SUPPLIED ENTRIES:
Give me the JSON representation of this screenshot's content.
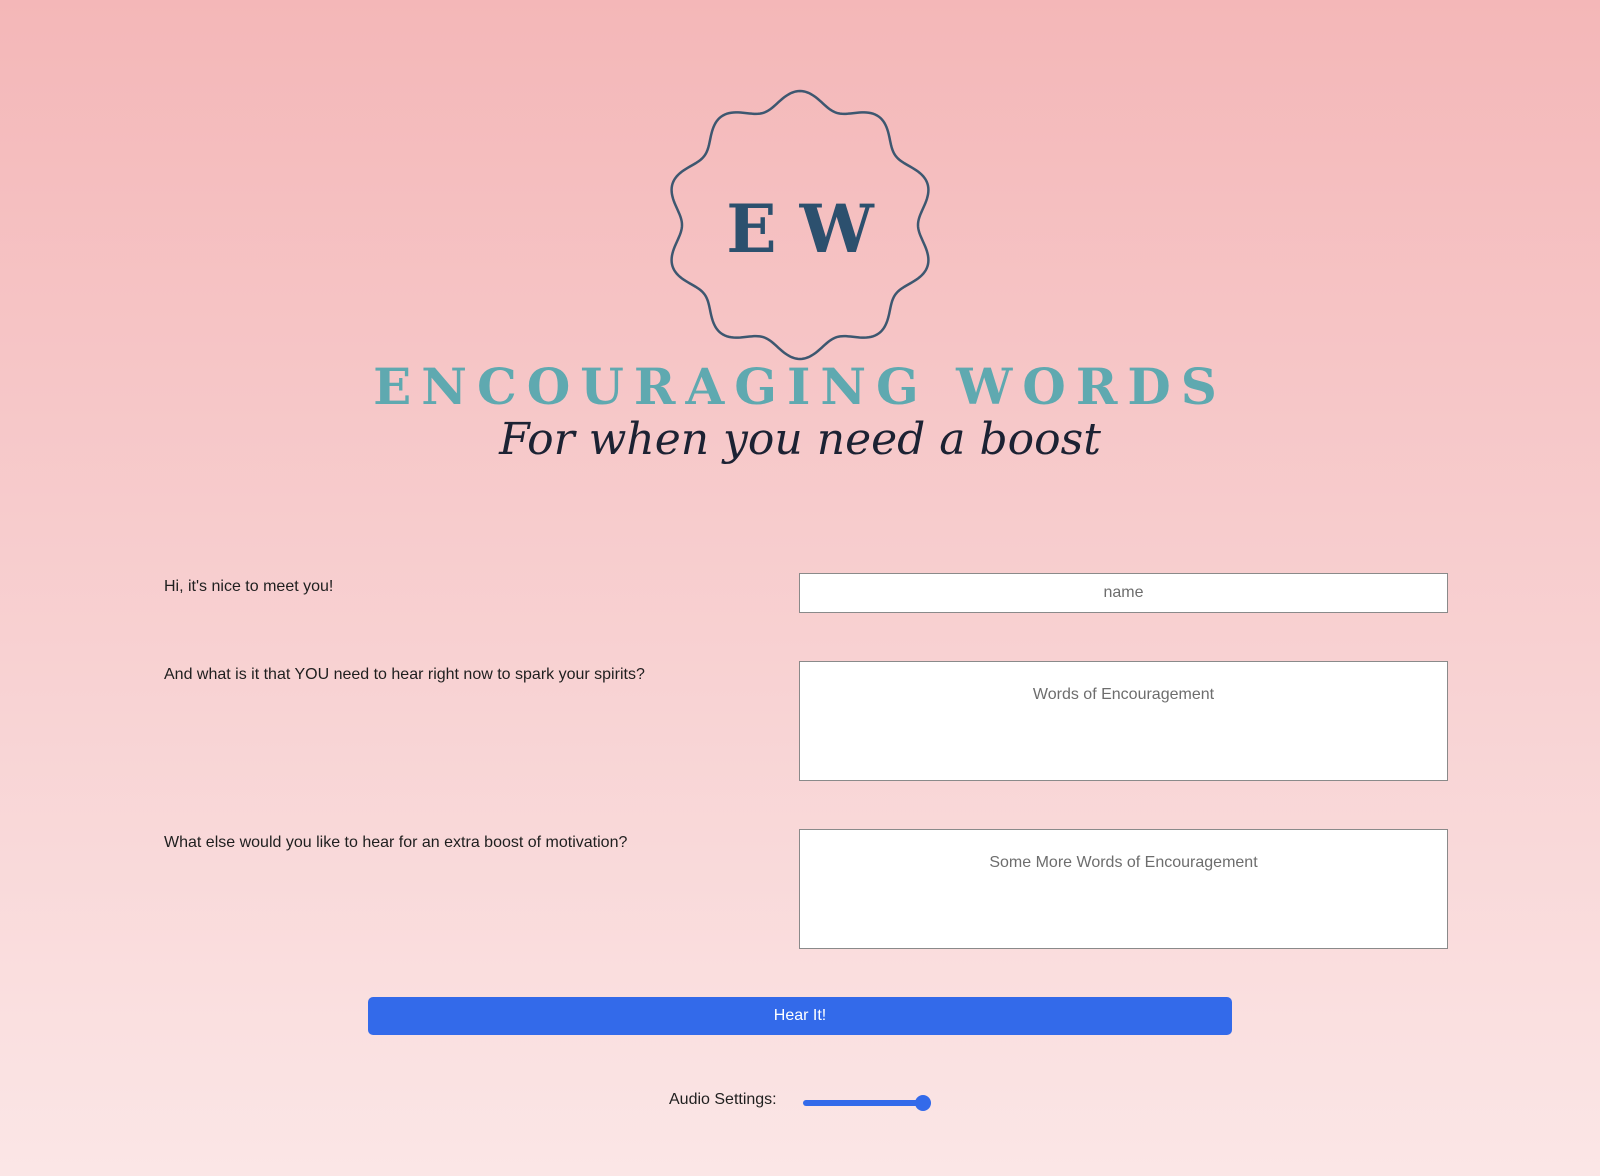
{
  "header": {
    "logo_monogram": "E W",
    "title": "ENCOURAGING WORDS",
    "tagline": "For when you need a boost"
  },
  "form": {
    "name_prompt": "Hi, it's nice to meet you!",
    "name_placeholder": "name",
    "words_prompt": "And what is it that YOU need to hear right now to spark your spirits?",
    "words_placeholder": "Words of Encouragement",
    "more_prompt": "What else would you like to hear for an extra boost of motivation?",
    "more_placeholder": "Some More Words of Encouragement",
    "submit_label": "Hear It!"
  },
  "audio": {
    "label": "Audio Settings:",
    "volume": 1.0
  },
  "colors": {
    "accent": "#336aea",
    "brand_teal": "#5fa9b0",
    "brand_navy": "#2c506e"
  }
}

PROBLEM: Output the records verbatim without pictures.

SOLVED EXERCISE:
Give me the JSON representation of this screenshot's content.
{
  "header": {
    "logo_monogram": "E W",
    "title": "ENCOURAGING WORDS",
    "tagline": "For when you need a boost"
  },
  "form": {
    "name_prompt": "Hi, it's nice to meet you!",
    "name_placeholder": "name",
    "words_prompt": "And what is it that YOU need to hear right now to spark your spirits?",
    "words_placeholder": "Words of Encouragement",
    "more_prompt": "What else would you like to hear for an extra boost of motivation?",
    "more_placeholder": "Some More Words of Encouragement",
    "submit_label": "Hear It!"
  },
  "audio": {
    "label": "Audio Settings:",
    "volume": 1.0
  },
  "colors": {
    "accent": "#336aea",
    "brand_teal": "#5fa9b0",
    "brand_navy": "#2c506e"
  }
}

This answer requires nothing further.